"I think we can beat COVID-19," said Dr. Joneigh Khaldun, who's also chief deputy director for health at the Michigan Department of Health and Human Services.
"I know we can. But it’s going to take everyone working together and doing their part.”
Khaldun made the statements today at a news conference on the state's response to the coronavirus.
She said the data "is not looking so good."
And while Michigan is "not in the extreme situation we were in this past spring, we really do need to get back on track and in the right direction again."
She implored residents to wear masks in public spaces, practice six-foot social distancing, not gather in large groups and wash their hands frequently.
"Do it for yourself," she said. "Do it for your loved ones.
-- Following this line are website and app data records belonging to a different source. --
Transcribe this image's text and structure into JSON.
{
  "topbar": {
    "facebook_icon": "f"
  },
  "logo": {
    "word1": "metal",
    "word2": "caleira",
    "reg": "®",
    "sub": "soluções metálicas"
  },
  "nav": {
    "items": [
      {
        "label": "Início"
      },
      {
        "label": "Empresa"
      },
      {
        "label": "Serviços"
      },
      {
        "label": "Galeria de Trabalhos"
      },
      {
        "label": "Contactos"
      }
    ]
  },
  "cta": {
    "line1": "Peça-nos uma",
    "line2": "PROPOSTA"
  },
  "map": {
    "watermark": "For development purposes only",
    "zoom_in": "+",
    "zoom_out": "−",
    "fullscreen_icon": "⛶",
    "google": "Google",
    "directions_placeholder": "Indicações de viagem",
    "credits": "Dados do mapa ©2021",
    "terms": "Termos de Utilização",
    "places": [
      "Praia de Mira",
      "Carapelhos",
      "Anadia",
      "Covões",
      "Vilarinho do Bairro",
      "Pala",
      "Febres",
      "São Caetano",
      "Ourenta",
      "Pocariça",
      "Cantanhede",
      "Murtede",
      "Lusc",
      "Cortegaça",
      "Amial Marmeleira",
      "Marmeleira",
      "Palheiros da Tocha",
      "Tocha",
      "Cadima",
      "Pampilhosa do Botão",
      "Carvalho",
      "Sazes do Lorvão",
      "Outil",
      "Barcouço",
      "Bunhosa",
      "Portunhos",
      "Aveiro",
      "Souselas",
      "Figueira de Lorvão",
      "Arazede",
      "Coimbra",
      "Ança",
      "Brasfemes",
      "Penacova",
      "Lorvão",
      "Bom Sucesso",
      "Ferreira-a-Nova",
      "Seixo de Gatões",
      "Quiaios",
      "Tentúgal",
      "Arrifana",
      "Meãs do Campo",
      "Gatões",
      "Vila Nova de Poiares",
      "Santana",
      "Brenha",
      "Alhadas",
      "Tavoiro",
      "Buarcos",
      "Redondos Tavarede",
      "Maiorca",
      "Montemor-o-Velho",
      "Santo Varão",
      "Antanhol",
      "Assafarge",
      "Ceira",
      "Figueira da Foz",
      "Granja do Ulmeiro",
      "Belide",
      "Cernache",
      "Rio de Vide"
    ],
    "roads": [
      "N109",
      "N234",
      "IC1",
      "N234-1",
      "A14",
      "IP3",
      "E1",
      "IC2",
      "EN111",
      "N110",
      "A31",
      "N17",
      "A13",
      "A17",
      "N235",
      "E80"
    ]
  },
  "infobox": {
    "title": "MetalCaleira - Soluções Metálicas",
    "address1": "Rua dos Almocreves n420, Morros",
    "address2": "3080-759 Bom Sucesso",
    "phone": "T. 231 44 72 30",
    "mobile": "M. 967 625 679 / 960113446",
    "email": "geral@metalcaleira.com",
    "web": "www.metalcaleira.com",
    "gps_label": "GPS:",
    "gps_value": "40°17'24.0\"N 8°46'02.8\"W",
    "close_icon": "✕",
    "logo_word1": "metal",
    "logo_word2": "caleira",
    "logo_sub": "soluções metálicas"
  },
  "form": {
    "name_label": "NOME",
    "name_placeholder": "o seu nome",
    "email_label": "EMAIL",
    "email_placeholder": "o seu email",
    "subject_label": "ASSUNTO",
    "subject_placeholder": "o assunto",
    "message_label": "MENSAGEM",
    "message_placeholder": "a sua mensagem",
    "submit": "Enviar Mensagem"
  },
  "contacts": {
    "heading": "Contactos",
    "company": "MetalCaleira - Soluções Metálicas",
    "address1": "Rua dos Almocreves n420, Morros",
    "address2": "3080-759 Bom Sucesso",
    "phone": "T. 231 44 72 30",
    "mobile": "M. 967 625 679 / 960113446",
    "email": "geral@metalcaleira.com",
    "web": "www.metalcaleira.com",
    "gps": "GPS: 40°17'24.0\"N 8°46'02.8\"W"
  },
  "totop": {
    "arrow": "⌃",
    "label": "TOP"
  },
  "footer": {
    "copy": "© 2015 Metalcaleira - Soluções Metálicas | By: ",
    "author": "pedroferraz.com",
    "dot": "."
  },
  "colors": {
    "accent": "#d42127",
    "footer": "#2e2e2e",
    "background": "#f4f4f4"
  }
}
And do it for your community."
Gov. Gretchen Whitmer made similar points on the state's fight against COVID-19.
"Right now, the trend where we're headed is concerning," Whitmer said.
Over the Fourth of July weekend, "countless" Michiganders gathered in large groups without a mask.
She said a "couple of places" not enforcing the rules, such as the party at Diamond Lake Sandbar, can "dramatically change our numbers and our outlook as a state."
Youth, she said, will not protect people from carrying and spreading the virus.
Everyone needs to be wearing a mask, which she said reduces spread by about 70%.
"For the sake our loved ones and our economy, mask up," Whitmer said.
Whitmer said that if the state wants to return to in-person education this fall, "this trend can't continue."
"We have pushed the curve down, and we know what to do to be successful," she said.
Khaldun stressed that cases in Michigan have been increasing overall for the past three weeks.
The Grand Rapids region is reporting 45 cases per day per million people.
The Detroit, Lansing and Kalamazoo regions are reporting over 20 cases per day per million people.
The Traverse City, Jackson and Upper Peninsula regions all have under 20 cases per day per million people, but they've all seen "a steady increase in cases" for the past two to three weeks.
She also said that the Upper Peninsula is now seeing its highest rate of increase.
And while hospitalizations and deaths "are not increasing," they may in several weeks with the increased rate of cases.
"Michigan is in a different place than we were a few weeks ago," Khaldun said.
Whitmer added that, "Human behavior will determine the direction we’re headed in."